The problem with searching for "Fisher" + Utena on most other databases is that the town name used in the record may not have been regularised for indexing, may look quite different and may therefore not be easily picked up -  I have found documents that have Ootsyany, Utsiany, Utian, Utyan, and more  - and random transcription makes this even more problematic. 

An approach that combines documents and DNA might be most effective, if there are enough known Fisher cousins to test today to create a good benchmark for the DNA side.     

Paul Hattori
London UK

MINDEL, MINDELL from Utena and Vyzuonos, Lithuania
FELLER from Pabrade, Lithuania

Re: Was it common for relatives to move far away from their families? #lithuania #ukraine

Dan Nussbaum

My father in law's family was from Zinkov, Ukraine, but his uncle wound up in Riga, Latvia.

When my mother and her nuclear family left Ukraine for New York, they visited relatives in Europe all along the way.

So I would say moving distances was quite common.

Daniel Nussbaum II, M.D., FAAP
Retired Developmental Pediatrician
Rochester, New York
Tone can be misinterpreted in email. Please read my words with warmth, kindness, and good intentions.

Searching for;
Nussbaum, Katzenstein, Mannheimer and Goldschmidt; Rhina, Raboldshausen and Bad Hersfeld, Germany
Teplitzky, Bendersky and Kaszkiet; Uman, Ukraine
Rosenthal and S(c)henk(el)man; Zinkov, Ukraine
Bild and Kashlevsky; anywhere

Re: Are "Muni" and "Munya" nicknames? For what name? #names

Ellen Slotoroff Zyroff

The female name that is phonetically "Manya" is the first name of my husband's paternal grandmother, who lived in Galicia.

We, too, do not know what the origin of the name is and have wondered about it, since we thought it did not seem to resonate as a Jewish name.

Autosomal DNA testing does confirm, however, that three of her grandchildren, who are children of two of her male children, are categorized by the DNA vendors as Ashkenazi Jews at a very high percentage.

Ellen Zyroff

On Friday, April 9, 2021, 12:36:42 PM PDT, Gary via <> wrote:

I've been following this discussion with some interest as one of my great-grandmothers apparently had a sister named Manya (or Mani). I've been wondering if that's a variant of Muni/Munya.

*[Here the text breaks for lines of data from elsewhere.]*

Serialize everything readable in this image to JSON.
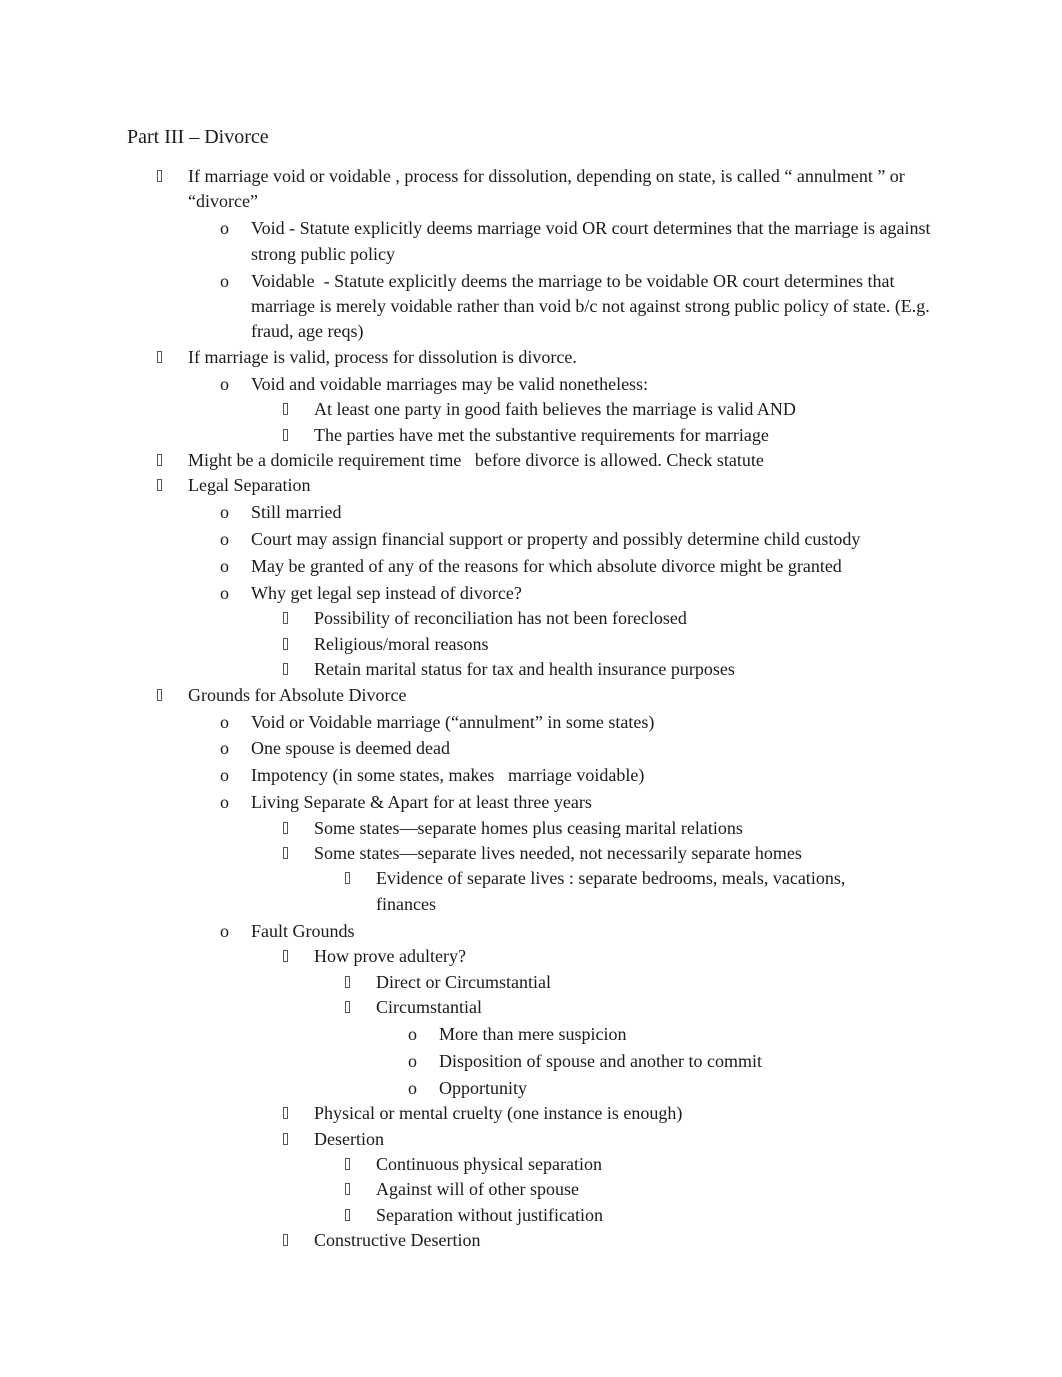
{
  "document": {
    "title": "Part III – Divorce",
    "items": [
      {
        "level": 0,
        "marker": "box",
        "text": "If marriage void or voidable , process for dissolution, depending on state, is called “ annulment ” or “divorce”"
      },
      {
        "level": 1,
        "marker": "o",
        "text": "Void - Statute explicitly deems marriage void OR court determines that the marriage is against strong public policy"
      },
      {
        "level": 1,
        "marker": "o",
        "text": "Voidable  - Statute explicitly deems the marriage to be voidable OR court determines that marriage is merely voidable rather than void b/c not against strong public policy of state. (E.g. fraud, age reqs)"
      },
      {
        "level": 0,
        "marker": "box",
        "text": "If marriage is valid, process for dissolution is divorce."
      },
      {
        "level": 1,
        "marker": "o",
        "text": "Void and voidable marriages may be valid nonetheless:"
      },
      {
        "level": 2,
        "marker": "box",
        "text": "At least one party in good faith believes the marriage is valid AND"
      },
      {
        "level": 2,
        "marker": "box",
        "text": "The parties have met the substantive requirements for marriage"
      },
      {
        "level": 0,
        "marker": "box",
        "text": "Might be a domicile requirement time   before divorce is allowed. Check statute"
      },
      {
        "level": 0,
        "marker": "box",
        "text": "Legal Separation"
      },
      {
        "level": 1,
        "marker": "o",
        "text": "Still married"
      },
      {
        "level": 1,
        "marker": "o",
        "text": "Court may assign financial support or property and possibly determine child custody"
      },
      {
        "level": 1,
        "marker": "o",
        "text": "May be granted of any of the reasons for which absolute divorce might be granted"
      },
      {
        "level": 1,
        "marker": "o",
        "text": "Why get legal sep instead of divorce?"
      },
      {
        "level": 2,
        "marker": "box",
        "text": "Possibility of reconciliation has not been foreclosed"
      },
      {
        "level": 2,
        "marker": "box",
        "text": "Religious/moral reasons"
      },
      {
        "level": 2,
        "marker": "box",
        "text": "Retain marital status for tax and health insurance purposes"
      },
      {
        "level": 0,
        "marker": "box",
        "text": "Grounds for Absolute Divorce"
      },
      {
        "level": 1,
        "marker": "o",
        "text": "Void or Voidable marriage (“annulment” in some states)"
      },
      {
        "level": 1,
        "marker": "o",
        "text": "One spouse is deemed dead"
      },
      {
        "level": 1,
        "marker": "o",
        "text": "Impotency (in some states, makes   marriage voidable)"
      },
      {
        "level": 1,
        "marker": "o",
        "text": "Living Separate & Apart for at least three years"
      },
      {
        "level": 2,
        "marker": "box",
        "text": "Some states—separate homes plus ceasing marital relations"
      },
      {
        "level": 2,
        "marker": "box",
        "text": "Some states—separate lives needed, not necessarily separate homes"
      },
      {
        "level": 3,
        "marker": "box",
        "text": "Evidence of separate lives : separate bedrooms, meals, vacations, finances"
      },
      {
        "level": 1,
        "marker": "o",
        "text": "Fault Grounds"
      },
      {
        "level": 2,
        "marker": "box",
        "text": "How prove adultery?"
      },
      {
        "level": 3,
        "marker": "box",
        "text": "Direct or Circumstantial"
      },
      {
        "level": 3,
        "marker": "box",
        "text": "Circumstantial"
      },
      {
        "level": 4,
        "marker": "o",
        "text": "More than mere suspicion"
      },
      {
        "level": 4,
        "marker": "o",
        "text": "Disposition of spouse and another to commit"
      },
      {
        "level": 4,
        "marker": "o",
        "text": "Opportunity"
      },
      {
        "level": 2,
        "marker": "box",
        "text": "Physical or mental cruelty (one instance is enough)"
      },
      {
        "level": 2,
        "marker": "box",
        "text": "Desertion"
      },
      {
        "level": 3,
        "marker": "box",
        "text": "Continuous physical separation"
      },
      {
        "level": 3,
        "marker": "box",
        "text": "Against will of other spouse"
      },
      {
        "level": 3,
        "marker": "box",
        "text": "Separation without justification"
      },
      {
        "level": 2,
        "marker": "box",
        "text": "Constructive Desertion"
      }
    ]
  }
}
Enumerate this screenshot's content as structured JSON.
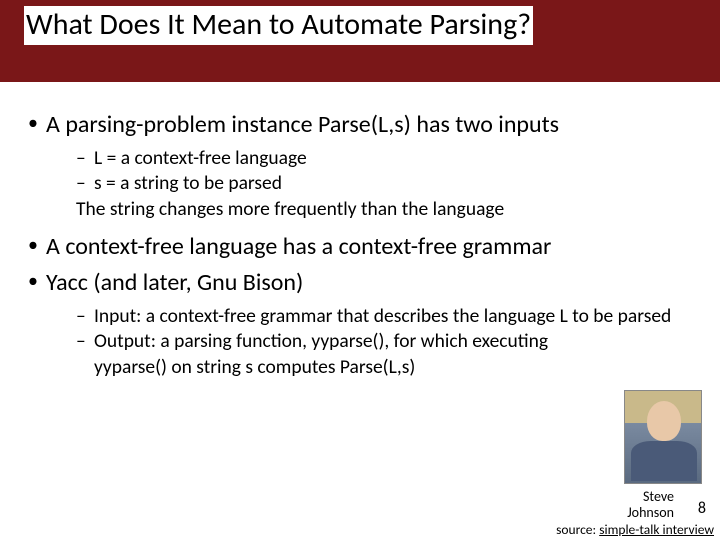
{
  "title": "What Does It Mean to Automate Parsing?",
  "bullets": {
    "b1": "A parsing-problem instance Parse(L,s) has two inputs",
    "sub1": {
      "a": "L = a context-free language",
      "b": "s = a string to be parsed",
      "note": "The string changes more frequently than the language"
    },
    "b2": "A context-free language has a context-free grammar",
    "b3": "Yacc (and later, Gnu Bison)",
    "sub2": {
      "a": "Input: a context-free grammar that describes the language L to be parsed",
      "b": "Output: a parsing function, yyparse(), for which executing yyparse() on string s computes Parse(L,s)"
    }
  },
  "caption": {
    "line1": "Steve",
    "line2": "Johnson"
  },
  "page_number": "8",
  "source": {
    "prefix": "source: ",
    "link": "simple-talk interview"
  }
}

Or perhaps it's the same and the person who translated my ggm's letters wrote "a" instead of "u".


Gary Ehrlich
Rockville, MD
SCVIRSCI, Zhivotov, Ukraine; WASHLIKOVSKY/WASHALKOWSKY, SATER, Bialystock, Poland;
LIFSHITS/LIFSHITZ, GOROVITZ, HOROVITZ, Lvov, Ukraine; Ufa and Moscow, Russia
YAGUDA, Albany, NY

ZOLOTOROV (Chernigov, Ukraine; Kiev, Ukraine);
SLOTOROFF (Kiev, Ukraine)
LEVINE (Ukraine and Minsk, Belarus);
GLUSKIN (Ukraine)
LIMON (Berestechko, Volynia, Ukraine)
TESLER (Horochiv, Volynia, Ukraine)
ZYRO (Zabolativ, Ukraine) 
TAU (Zalolativ, Ukraine)
ROTH / ROT (Ataki, Bessarabia, Moldova)
BLAUSTEIN (Chernigov, Ukraine or Minsk, Belarus)

Re: Are "Muni" and "Munya" nicknames? For what name? #names


I've been following this discussion with some interest as one of my great-grandmothers apparently had a sister named Manya (or Mani). I've been wondering if that's a variant of Muni/Munya. Or perhaps it's the same and the person who translated my ggm's letters wrote "a" instead of "u".


Gary Ehrlich
Rockville, MD
SCVIRSCI, Zhivotov, Ukraine; WASHLIKOVSKY/WASHALKOWSKY, SATER, Bialystock, Poland;
LIFSHITS/LIFSHITZ, GOROVITZ, HOROVITZ, Lvov, Ukraine; Ufa and Moscow, Russia
YAGUDA, Albany, NY